WORK REQUIRED:
Repeat everything in the listing exactly, except for the images.

DATA TO EXAMINE:
* * * * * * *

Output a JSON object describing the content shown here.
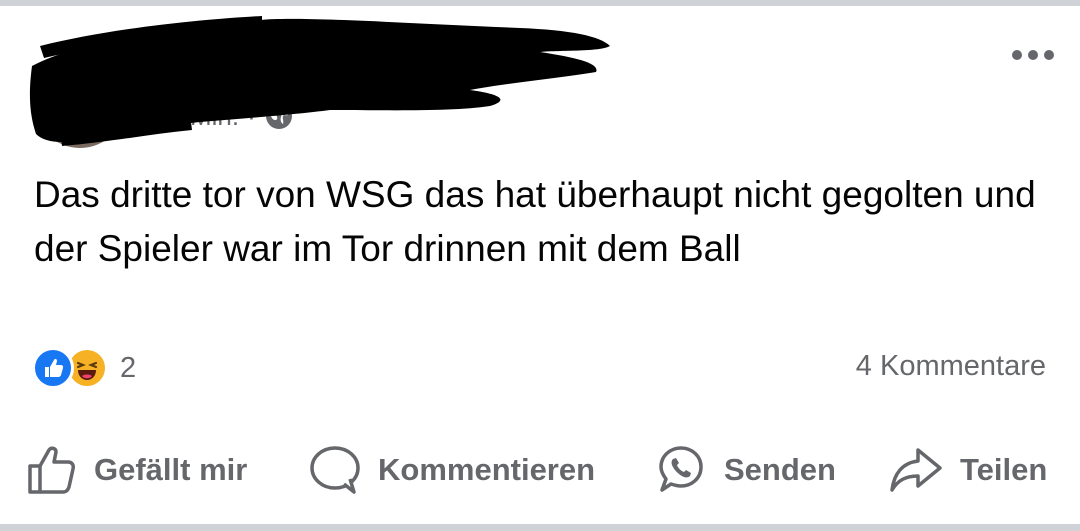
{
  "post": {
    "author_name": "",
    "time": "Min.",
    "separator": "·",
    "audience_icon": "globe-icon",
    "text": "Das dritte tor von WSG das hat überhaupt nicht gegolten und der Spieler war im Tor drinnen mit dem Ball",
    "more_icon": "more-dots-icon"
  },
  "reactions": {
    "icons": [
      "like-icon",
      "haha-icon"
    ],
    "count": "2",
    "comments": "4 Kommentare"
  },
  "actions": {
    "like_label": "Gefällt mir",
    "comment_label": "Kommentieren",
    "send_label": "Senden",
    "share_label": "Teilen"
  },
  "colors": {
    "text": "#050505",
    "secondary": "#65676b",
    "like_blue": "#1877f2",
    "haha_yellow": "#f7b125",
    "divider": "#cfd2d6"
  }
}
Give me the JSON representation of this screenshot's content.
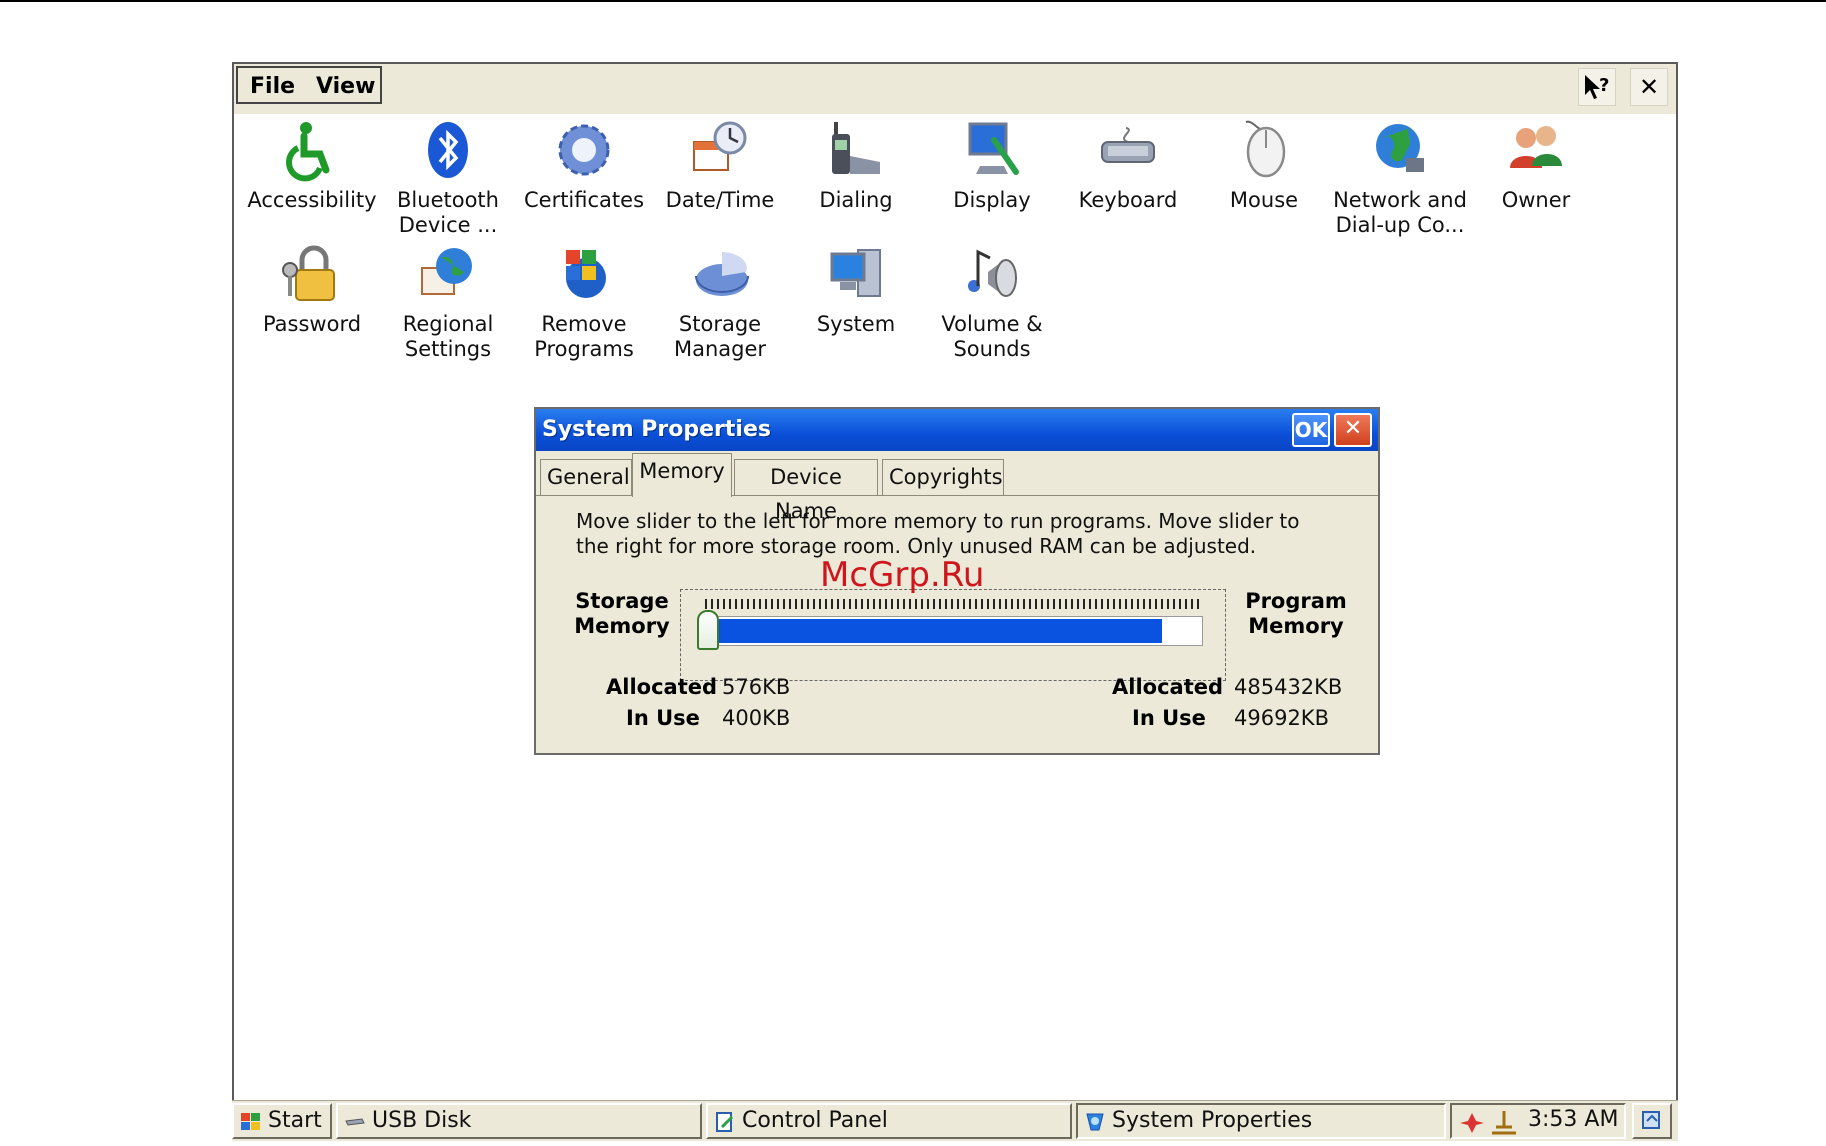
{
  "window": {
    "menu": {
      "file": "File",
      "view": "View"
    },
    "help_label": "?",
    "close_label": "✕"
  },
  "icons": [
    {
      "name": "accessibility",
      "label": "Accessibility"
    },
    {
      "name": "bluetooth",
      "label": "Bluetooth Device ..."
    },
    {
      "name": "certificates",
      "label": "Certificates"
    },
    {
      "name": "datetime",
      "label": "Date/Time"
    },
    {
      "name": "dialing",
      "label": "Dialing"
    },
    {
      "name": "display",
      "label": "Display"
    },
    {
      "name": "keyboard",
      "label": "Keyboard"
    },
    {
      "name": "mouse",
      "label": "Mouse"
    },
    {
      "name": "network",
      "label": "Network and Dial-up Co..."
    },
    {
      "name": "owner",
      "label": "Owner"
    },
    {
      "name": "password",
      "label": "Password"
    },
    {
      "name": "regional",
      "label": "Regional Settings"
    },
    {
      "name": "remove-programs",
      "label": "Remove Programs"
    },
    {
      "name": "storage-manager",
      "label": "Storage Manager"
    },
    {
      "name": "system",
      "label": "System"
    },
    {
      "name": "volume",
      "label": "Volume & Sounds"
    }
  ],
  "dialog": {
    "title": "System Properties",
    "ok_label": "OK",
    "close_label": "✕",
    "tabs": [
      "General",
      "Memory",
      "Device Name",
      "Copyrights"
    ],
    "active_tab": "Memory",
    "description": "Move slider to the left for more memory to run programs. Move slider to the right for more storage room. Only unused RAM can be adjusted.",
    "storage_label_1": "Storage",
    "storage_label_2": "Memory",
    "program_label_1": "Program",
    "program_label_2": "Memory",
    "watermark": "McGrp.Ru",
    "slider_fill_fraction": 0.92,
    "storage": {
      "allocated_label": "Allocated",
      "allocated": "576KB",
      "inuse_label": "In Use",
      "inuse": "400KB"
    },
    "program": {
      "allocated_label": "Allocated",
      "allocated": "485432KB",
      "inuse_label": "In Use",
      "inuse": "49692KB"
    }
  },
  "taskbar": {
    "start": "Start",
    "items": [
      "USB Disk",
      "Control Panel",
      "System Properties"
    ],
    "clock": "3:53 AM"
  }
}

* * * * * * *

ANSWER BOX:
Output a JSON object describing the content shown here.
{
  "post": {
    "author_name": "",
    "time": "Min.",
    "separator": "·",
    "audience_icon": "globe-icon",
    "text": "Das dritte tor von WSG das hat überhaupt nicht gegolten und der Spieler war im Tor drinnen mit dem Ball",
    "more_icon": "more-dots-icon"
  },
  "reactions": {
    "icons": [
      "like-icon",
      "haha-icon"
    ],
    "count": "2",
    "comments": "4 Kommentare"
  },
  "actions": {
    "like_label": "Gefällt mir",
    "comment_label": "Kommentieren",
    "send_label": "Senden",
    "share_label": "Teilen"
  },
  "colors": {
    "text": "#050505",
    "secondary": "#65676b",
    "like_blue": "#1877f2",
    "haha_yellow": "#f7b125",
    "divider": "#cfd2d6"
  }
}
Give me the JSON representation of this screenshot's content.
{
  "window": {
    "menu": {
      "file": "File",
      "view": "View"
    },
    "help_label": "?",
    "close_label": "✕"
  },
  "icons": [
    {
      "name": "accessibility",
      "label": "Accessibility"
    },
    {
      "name": "bluetooth",
      "label": "Bluetooth Device ..."
    },
    {
      "name": "certificates",
      "label": "Certificates"
    },
    {
      "name": "datetime",
      "label": "Date/Time"
    },
    {
      "name": "dialing",
      "label": "Dialing"
    },
    {
      "name": "display",
      "label": "Display"
    },
    {
      "name": "keyboard",
      "label": "Keyboard"
    },
    {
      "name": "mouse",
      "label": "Mouse"
    },
    {
      "name": "network",
      "label": "Network and Dial-up Co..."
    },
    {
      "name": "owner",
      "label": "Owner"
    },
    {
      "name": "password",
      "label": "Password"
    },
    {
      "name": "regional",
      "label": "Regional Settings"
    },
    {
      "name": "remove-programs",
      "label": "Remove Programs"
    },
    {
      "name": "storage-manager",
      "label": "Storage Manager"
    },
    {
      "name": "system",
      "label": "System"
    },
    {
      "name": "volume",
      "label": "Volume & Sounds"
    }
  ],
  "dialog": {
    "title": "System Properties",
    "ok_label": "OK",
    "close_label": "✕",
    "tabs": [
      "General",
      "Memory",
      "Device Name",
      "Copyrights"
    ],
    "active_tab": "Memory",
    "description": "Move slider to the left for more memory to run programs. Move slider to the right for more storage room. Only unused RAM can be adjusted.",
    "storage_label_1": "Storage",
    "storage_label_2": "Memory",
    "program_label_1": "Program",
    "program_label_2": "Memory",
    "watermark": "McGrp.Ru",
    "slider_fill_fraction": 0.92,
    "storage": {
      "allocated_label": "Allocated",
      "allocated": "576KB",
      "inuse_label": "In Use",
      "inuse": "400KB"
    },
    "program": {
      "allocated_label": "Allocated",
      "allocated": "485432KB",
      "inuse_label": "In Use",
      "inuse": "49692KB"
    }
  },
  "taskbar": {
    "start": "Start",
    "items": [
      "USB Disk",
      "Control Panel",
      "System Properties"
    ],
    "clock": "3:53 AM"
  }
}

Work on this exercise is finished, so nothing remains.